It turns out that photolysis is the dominating process: it produces the bulk of the atoms and dictates the isotopic fractionation of the hydrogen atoms that escape from the Martian upper atmosphere.

This new understanding of the processes that lead to the loss of water to space is a key milestone in attempts to trace the history of water on Mars. Only the Trace Gas Orbiter satellite is able to reveal the joint concentrations of H20 and HDO. But the NASA satellite MAVEN is able to observe and characterise hydrogen and deuterium populations in the exosphere.

The concomitance of these two missions is bringing to life a new line of research. It may allow scientists to describe the complete path of water on Mars – from the lower atmosphere to the very upper atmosphere and into space. Only a detailed understanding of this pathway will allow scientists to develop reliable scenarios for the history of water over the last few billion years, and to corroborate the past habitability of Mars.The Conversation

Franck Montmessin, CNRS Research Director at Laboratoire Atmosphères, Milieux, Observations Spatiales (LATMOS), Université de Versailles Saint-Quentin-en-Yvelines (UVSQ) – Université Paris-Saclay

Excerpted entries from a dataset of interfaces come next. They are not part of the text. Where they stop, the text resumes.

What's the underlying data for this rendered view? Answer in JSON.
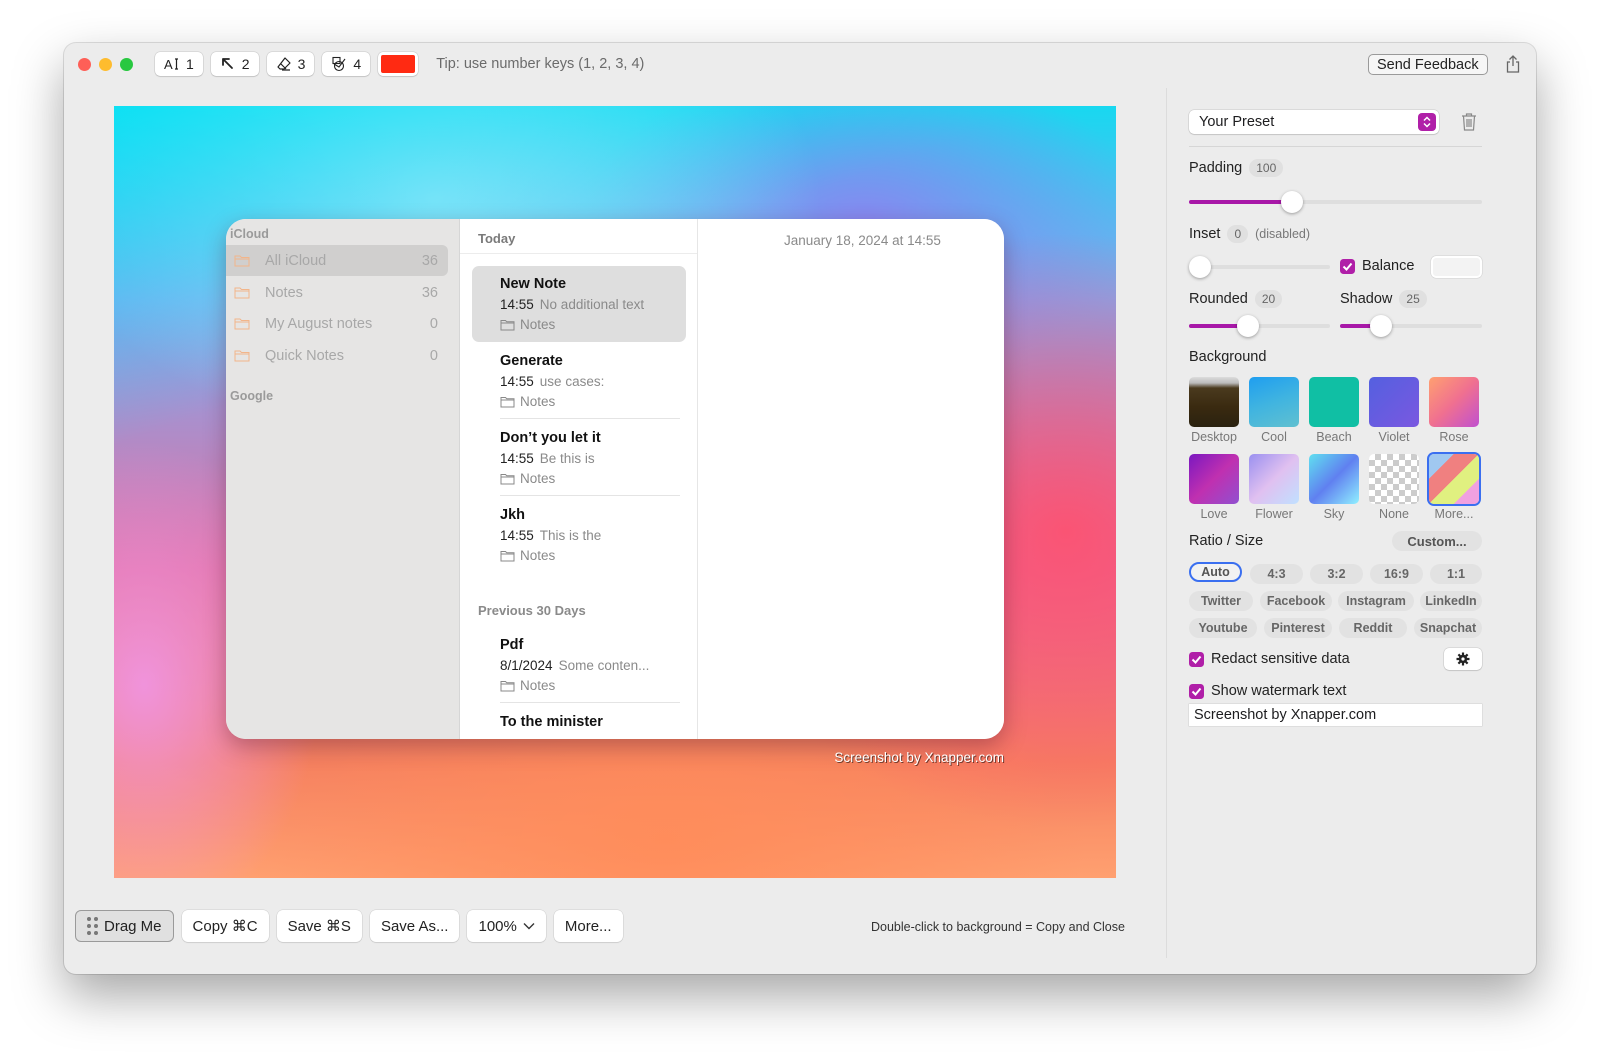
{
  "toolbar": {
    "tools": [
      {
        "icon": "text-cursor-icon",
        "key": "1"
      },
      {
        "icon": "arrow-pointer-icon",
        "key": "2"
      },
      {
        "icon": "eraser-icon",
        "key": "3"
      },
      {
        "icon": "redact-shapes-icon",
        "key": "4"
      }
    ],
    "current_color": "#ff2a12",
    "tip": "Tip: use number keys (1, 2, 3, 4)",
    "send_feedback_label": "Send Feedback"
  },
  "preview": {
    "notes_app": {
      "sidebar": {
        "sections": [
          "iCloud",
          "Google"
        ],
        "folders": [
          {
            "label": "All iCloud",
            "count": "36",
            "selected": true
          },
          {
            "label": "Notes",
            "count": "36"
          },
          {
            "label": "My August notes",
            "count": "0"
          },
          {
            "label": "Quick Notes",
            "count": "0"
          }
        ]
      },
      "list": {
        "today_header": "Today",
        "previous_header": "Previous 30 Days",
        "notes": [
          {
            "title": "New Note",
            "time": "14:55",
            "preview": "No additional text",
            "folder": "Notes"
          },
          {
            "title": "Generate",
            "time": "14:55",
            "preview": "use cases:",
            "folder": "Notes"
          },
          {
            "title": "Don’t you let it",
            "time": "14:55",
            "preview": "Be this is",
            "folder": "Notes"
          },
          {
            "title": "Jkh",
            "time": "14:55",
            "preview": "This is the",
            "folder": "Notes"
          },
          {
            "title": "Pdf",
            "time": "8/1/2024",
            "preview": "Some conten...",
            "folder": "Notes"
          },
          {
            "title": "To the minister",
            "time": "",
            "preview": "",
            "folder": ""
          }
        ]
      },
      "detail_date": "January 18, 2024 at 14:55"
    },
    "watermark": "Screenshot by Xnapper.com"
  },
  "bottom_bar": {
    "drag_label": "Drag Me",
    "copy_label": "Copy ⌘C",
    "save_label": "Save ⌘S",
    "save_as_label": "Save As...",
    "zoom_value": "100%",
    "more_label": "More...",
    "hint": "Double-click to background = Copy and Close"
  },
  "panel": {
    "preset": "Your Preset",
    "padding": {
      "label": "Padding",
      "value": "100",
      "fraction": 0.35
    },
    "inset": {
      "label": "Inset",
      "value": "0",
      "note": "(disabled)",
      "fraction": 0.0
    },
    "balance": {
      "label": "Balance",
      "checked": true
    },
    "rounded": {
      "label": "Rounded",
      "value": "20",
      "fraction": 0.42
    },
    "shadow": {
      "label": "Shadow",
      "value": "25",
      "fraction": 0.29
    },
    "background": {
      "label": "Background",
      "options": [
        {
          "name": "Desktop"
        },
        {
          "name": "Cool"
        },
        {
          "name": "Beach"
        },
        {
          "name": "Violet"
        },
        {
          "name": "Rose"
        },
        {
          "name": "Love"
        },
        {
          "name": "Flower"
        },
        {
          "name": "Sky"
        },
        {
          "name": "None"
        },
        {
          "name": "More...",
          "selected": true
        }
      ]
    },
    "ratio": {
      "label": "Ratio / Size",
      "custom_label": "Custom...",
      "options": [
        "Auto",
        "4:3",
        "3:2",
        "16:9",
        "1:1",
        "Twitter",
        "Facebook",
        "Instagram",
        "LinkedIn",
        "Youtube",
        "Pinterest",
        "Reddit",
        "Snapchat"
      ],
      "selected": "Auto"
    },
    "redact": {
      "label": "Redact sensitive data",
      "checked": true
    },
    "watermark": {
      "label": "Show watermark text",
      "checked": true,
      "value": "Screenshot by Xnapper.com"
    }
  },
  "colors": {
    "accent": "#b01fa8",
    "selection_blue": "#3a6ff0"
  }
}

This article is republished from The Conversation under a Creative Commons license. Read the original article.